Task objective:
Produce an exact copy of the line containing "What data populates" and of every line after it in the material below, ending with the final line.

Material for this task:
========================

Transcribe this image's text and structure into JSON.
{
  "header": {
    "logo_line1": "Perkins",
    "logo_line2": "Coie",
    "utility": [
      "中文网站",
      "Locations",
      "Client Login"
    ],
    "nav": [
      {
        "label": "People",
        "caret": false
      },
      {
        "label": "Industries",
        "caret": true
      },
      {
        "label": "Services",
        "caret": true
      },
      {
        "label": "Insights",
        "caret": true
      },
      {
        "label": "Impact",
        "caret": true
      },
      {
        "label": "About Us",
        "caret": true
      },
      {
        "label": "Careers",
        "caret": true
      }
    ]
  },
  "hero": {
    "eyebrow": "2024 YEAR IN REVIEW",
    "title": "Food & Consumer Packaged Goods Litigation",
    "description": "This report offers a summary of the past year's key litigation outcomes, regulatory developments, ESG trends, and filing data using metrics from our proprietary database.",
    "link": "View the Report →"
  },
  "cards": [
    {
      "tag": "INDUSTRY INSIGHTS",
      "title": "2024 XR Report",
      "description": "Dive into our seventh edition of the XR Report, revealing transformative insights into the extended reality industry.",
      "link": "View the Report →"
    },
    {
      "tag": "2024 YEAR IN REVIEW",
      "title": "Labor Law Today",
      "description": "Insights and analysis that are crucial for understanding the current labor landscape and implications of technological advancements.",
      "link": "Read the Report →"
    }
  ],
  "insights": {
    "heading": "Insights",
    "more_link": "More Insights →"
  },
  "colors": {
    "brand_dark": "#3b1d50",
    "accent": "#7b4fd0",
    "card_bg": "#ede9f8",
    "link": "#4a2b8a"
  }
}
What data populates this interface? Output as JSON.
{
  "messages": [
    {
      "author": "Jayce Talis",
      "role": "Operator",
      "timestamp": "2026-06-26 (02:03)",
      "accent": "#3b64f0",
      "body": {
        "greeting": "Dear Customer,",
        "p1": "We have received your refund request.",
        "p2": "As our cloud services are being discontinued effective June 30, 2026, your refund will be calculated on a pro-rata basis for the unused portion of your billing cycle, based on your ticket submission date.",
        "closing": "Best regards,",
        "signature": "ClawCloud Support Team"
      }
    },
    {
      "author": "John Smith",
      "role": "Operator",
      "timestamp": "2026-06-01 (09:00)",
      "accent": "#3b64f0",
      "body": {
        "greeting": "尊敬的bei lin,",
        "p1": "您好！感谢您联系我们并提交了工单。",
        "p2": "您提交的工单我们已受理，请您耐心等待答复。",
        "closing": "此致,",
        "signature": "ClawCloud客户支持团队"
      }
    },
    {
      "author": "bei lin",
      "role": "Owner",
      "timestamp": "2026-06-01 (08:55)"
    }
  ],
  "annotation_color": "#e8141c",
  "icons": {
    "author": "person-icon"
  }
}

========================

Answer section:
What data populates this interface? Output as JSON.
{
  "messages": [
    {
      "author": "Jayce Talis",
      "role": "Operator",
      "timestamp": "2026-06-26 (02:03)",
      "accent": "#3b64f0",
      "body": {
        "greeting": "Dear Customer,",
        "p1": "We have received your refund request.",
        "p2": "As our cloud services are being discontinued effective June 30, 2026, your refund will be calculated on a pro-rata basis for the unused portion of your billing cycle, based on your ticket submission date.",
        "closing": "Best regards,",
        "signature": "ClawCloud Support Team"
      }
    },
    {
      "author": "John Smith",
      "role": "Operator",
      "timestamp": "2026-06-01 (09:00)",
      "accent": "#3b64f0",
      "body": {
        "greeting": "尊敬的bei lin,",
        "p1": "您好！感谢您联系我们并提交了工单。",
        "p2": "您提交的工单我们已受理，请您耐心等待答复。",
        "closing": "此致,",
        "signature": "ClawCloud客户支持团队"
      }
    },
    {
      "author": "bei lin",
      "role": "Owner",
      "timestamp": "2026-06-01 (08:55)"
    }
  ],
  "annotation_color": "#e8141c",
  "icons": {
    "author": "person-icon"
  }
}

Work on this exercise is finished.